* **REQUIRED ACTION**
Go through the material below, tally each line containing "this", and write the tally alone.

Top of EXERCISE INPUT

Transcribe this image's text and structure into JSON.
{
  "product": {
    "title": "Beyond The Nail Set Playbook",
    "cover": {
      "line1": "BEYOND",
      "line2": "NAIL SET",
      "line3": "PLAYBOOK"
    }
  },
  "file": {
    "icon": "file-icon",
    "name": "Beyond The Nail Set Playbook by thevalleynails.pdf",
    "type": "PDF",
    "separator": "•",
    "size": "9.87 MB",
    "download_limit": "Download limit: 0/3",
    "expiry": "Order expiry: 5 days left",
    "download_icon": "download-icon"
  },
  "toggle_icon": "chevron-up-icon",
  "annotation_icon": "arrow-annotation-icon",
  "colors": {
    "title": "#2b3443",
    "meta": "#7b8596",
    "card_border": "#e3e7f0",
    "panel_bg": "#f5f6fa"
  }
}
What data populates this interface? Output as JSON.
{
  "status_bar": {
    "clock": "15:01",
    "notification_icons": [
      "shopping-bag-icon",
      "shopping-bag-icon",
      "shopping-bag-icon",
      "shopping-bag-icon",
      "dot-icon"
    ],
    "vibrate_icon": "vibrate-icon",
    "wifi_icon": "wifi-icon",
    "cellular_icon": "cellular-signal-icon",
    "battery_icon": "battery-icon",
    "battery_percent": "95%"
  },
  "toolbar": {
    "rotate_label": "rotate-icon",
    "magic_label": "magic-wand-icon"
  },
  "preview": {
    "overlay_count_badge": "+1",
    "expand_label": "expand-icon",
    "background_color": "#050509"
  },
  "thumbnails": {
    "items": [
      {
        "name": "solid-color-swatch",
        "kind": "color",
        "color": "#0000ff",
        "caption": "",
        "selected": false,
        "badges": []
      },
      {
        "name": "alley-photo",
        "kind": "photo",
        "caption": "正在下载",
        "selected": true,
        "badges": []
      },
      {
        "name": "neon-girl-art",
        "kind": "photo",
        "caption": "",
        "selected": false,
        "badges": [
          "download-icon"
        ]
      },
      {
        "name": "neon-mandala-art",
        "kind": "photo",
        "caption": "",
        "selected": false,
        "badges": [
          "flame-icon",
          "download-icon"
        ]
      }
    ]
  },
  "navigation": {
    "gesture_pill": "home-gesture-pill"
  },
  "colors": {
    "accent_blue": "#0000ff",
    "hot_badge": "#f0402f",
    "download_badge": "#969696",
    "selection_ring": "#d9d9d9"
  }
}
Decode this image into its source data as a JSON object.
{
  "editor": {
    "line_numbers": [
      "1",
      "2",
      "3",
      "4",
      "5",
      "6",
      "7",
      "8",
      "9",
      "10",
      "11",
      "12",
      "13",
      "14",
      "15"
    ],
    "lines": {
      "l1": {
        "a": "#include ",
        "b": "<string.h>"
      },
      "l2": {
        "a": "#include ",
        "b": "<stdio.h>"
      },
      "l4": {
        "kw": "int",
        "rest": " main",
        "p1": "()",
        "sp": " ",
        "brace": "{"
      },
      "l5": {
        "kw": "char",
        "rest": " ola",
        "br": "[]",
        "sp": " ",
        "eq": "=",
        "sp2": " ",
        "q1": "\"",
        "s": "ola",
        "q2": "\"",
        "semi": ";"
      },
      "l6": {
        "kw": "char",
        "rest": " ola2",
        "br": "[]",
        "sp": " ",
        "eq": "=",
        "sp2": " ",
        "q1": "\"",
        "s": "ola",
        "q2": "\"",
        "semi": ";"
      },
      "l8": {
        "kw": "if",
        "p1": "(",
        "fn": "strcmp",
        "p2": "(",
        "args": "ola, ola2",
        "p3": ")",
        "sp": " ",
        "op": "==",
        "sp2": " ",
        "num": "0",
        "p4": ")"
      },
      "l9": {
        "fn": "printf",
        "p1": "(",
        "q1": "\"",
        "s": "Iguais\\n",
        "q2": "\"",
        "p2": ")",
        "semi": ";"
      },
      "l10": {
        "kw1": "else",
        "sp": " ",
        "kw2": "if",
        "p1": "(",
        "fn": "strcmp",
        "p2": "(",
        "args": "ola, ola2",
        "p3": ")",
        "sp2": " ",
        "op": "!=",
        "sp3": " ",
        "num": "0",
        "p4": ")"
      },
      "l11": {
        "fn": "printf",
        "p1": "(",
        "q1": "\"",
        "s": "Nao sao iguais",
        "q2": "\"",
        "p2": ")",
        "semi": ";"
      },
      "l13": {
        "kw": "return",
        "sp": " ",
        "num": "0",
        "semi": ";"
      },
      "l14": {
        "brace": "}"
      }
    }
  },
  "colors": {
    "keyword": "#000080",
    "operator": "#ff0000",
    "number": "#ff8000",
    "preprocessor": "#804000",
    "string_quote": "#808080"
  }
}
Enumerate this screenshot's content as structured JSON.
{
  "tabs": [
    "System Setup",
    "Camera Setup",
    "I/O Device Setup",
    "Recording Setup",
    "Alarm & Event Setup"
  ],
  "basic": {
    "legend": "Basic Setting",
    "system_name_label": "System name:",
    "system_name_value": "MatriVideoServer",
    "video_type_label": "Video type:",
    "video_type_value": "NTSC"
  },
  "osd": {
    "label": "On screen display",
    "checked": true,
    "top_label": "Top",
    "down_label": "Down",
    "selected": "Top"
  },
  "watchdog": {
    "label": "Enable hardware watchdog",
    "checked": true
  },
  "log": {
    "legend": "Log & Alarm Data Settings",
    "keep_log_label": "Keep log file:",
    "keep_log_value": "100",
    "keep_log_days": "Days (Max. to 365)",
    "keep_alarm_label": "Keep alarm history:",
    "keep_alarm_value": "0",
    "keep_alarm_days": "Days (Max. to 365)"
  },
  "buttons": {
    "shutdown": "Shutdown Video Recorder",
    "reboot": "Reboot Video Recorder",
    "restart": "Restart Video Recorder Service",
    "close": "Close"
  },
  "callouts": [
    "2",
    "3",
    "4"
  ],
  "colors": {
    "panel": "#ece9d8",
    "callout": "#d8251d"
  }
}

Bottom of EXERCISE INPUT

* **RESULT BELOW**
4